If the day must exceed eight hours, add two (or more) 15-30 minute breaks. If meal or rest breaks must be infrequent, make sure water and energy-restoring snacks are provided.
GET WHAT YOU PAY FOR
Unless you have a specific shot list in mind, ask your shooter – before directing the camerawork – what s/he has in mind for a scene or an event. You may be offered angles or options you might not have considered, or creative ways to enhance your own ideas. There may be interesting backgrounds that take priority over the direction of the light. Or objects you want shot as b-roll that, after a few minutes of thinking time, could be composed in a creative way. Give direction about what to shoot, not how to shoot it. The crew is there to make you happy, so put experienced imaginations to work.
NO WHITE NOISE
Keep communication with your crew open, clear and current. Let them know your intentions and
give them a running account of what you think about the way things are going.
IT’S ABOUT TIME
Given the opportunity, those of us controlling the technology can tinker happily all day. At some point you may have to say: “That’s good enough for me” and go with it.
One might assume that something as simple as opening a door for a crew or shooter with equipment would be a matter of common sense. I’ve lost count of the number of times this simple
logistical detail became an obstacle. Here’s how it’s done.
Doors that open out:
Pull and hold the door open, then wait for the crew and equipment to pass through.
• Doors that open in:
Push and walk though, then hold the door from behind, allowing unobstructed access for the crew
TRUST THE FORCE
When you are passionate about a story idea or documentary project, and loyal to your vision – insisting on the highest possible outcome – your project will find its audience. The Universe will cooperate with you to get you what you want.
Fast. Cheap. Good.
WRITING AS A RULE
You’ll be writing proposals, pitches, scripts and marketing copy. Good writing skills inspire trust in your competence.
GET TO THE POINT QUICKLY
You’re taking someone’s precious time. Take only what you need.
OMIT NEEDLESS WORDS
Omit needless words. Omit needless words.
REPEAT WHAT YOU HAVE WRITTEN OUTLOUD
Some words read well but may not be effective when spoken.
The elements of a good story, in the order of their importance:
1. A memorable close.
2. An engaging open.
3. The middle part.

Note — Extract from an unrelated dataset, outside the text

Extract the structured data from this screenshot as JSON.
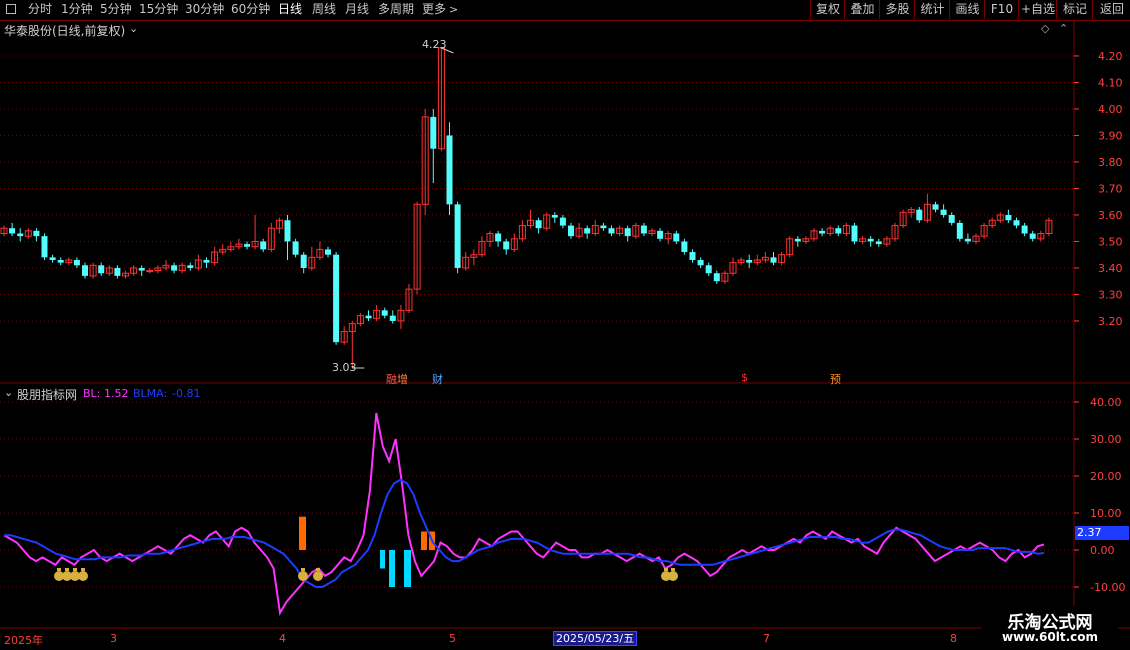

Get someone to edit for you. Two heads are smarter than one.
The rules of camerawork can also be applied to editing. Just as you want camerawork, lighting and
audio to be unobtrusive, good editing must be seamless as well.
EDITING AS A RULE
VISUALIZE THE OUTCOME
I use a paper-based logging form on which I note the shot title, in/ out times, visual/audio cues and
comments. It is a paper ‘rough cut’ that has saved countless hours of time and money I otherwise would have wasted in the editing room. Besides its simplicity and speed, the real beauty of this method – created with the help of architect Larry Halprin and designer Lily Fong- Endlich – is that that visualizing the edit allows more than one person to participate in the creative process. My logging form is based on a model Halprin used to design his architectural projects. (The FDR Memorial in Washington and Ghirardelli Square in San Francisco are two examples of Larry’s body of work.)
I’LL DRINK TO THAT
When ordering wine at a restaurant, I often say to the server “Bring me something you enjoy. Then I’ll know at least one person likes it.” The same goes for editing. Let the editor recommend options. Try something. If you don’t like it, keep playing with it until at least one person (you) likes it.
LOVE THE TALKING HEAD
When a ‘talking head’ is well composed and has something compelling to say, let it play. Adding b-roll to cover long interviews bites is rude, like jabbing someone’s shoulder while they’re engaged in an intimate conversation.
AVERT INFORMATION OVERLOAD
Just as unmotivated camera movement is jarring to the listener, the brain needs a moment to absorb the new image following an edit. Don’t insert text or narration during a visual transition.
WHEN IN DOUBT
LEAVE IT OUT
Anything can follow anything else as long as there is an appropriate interval between them. -Lao T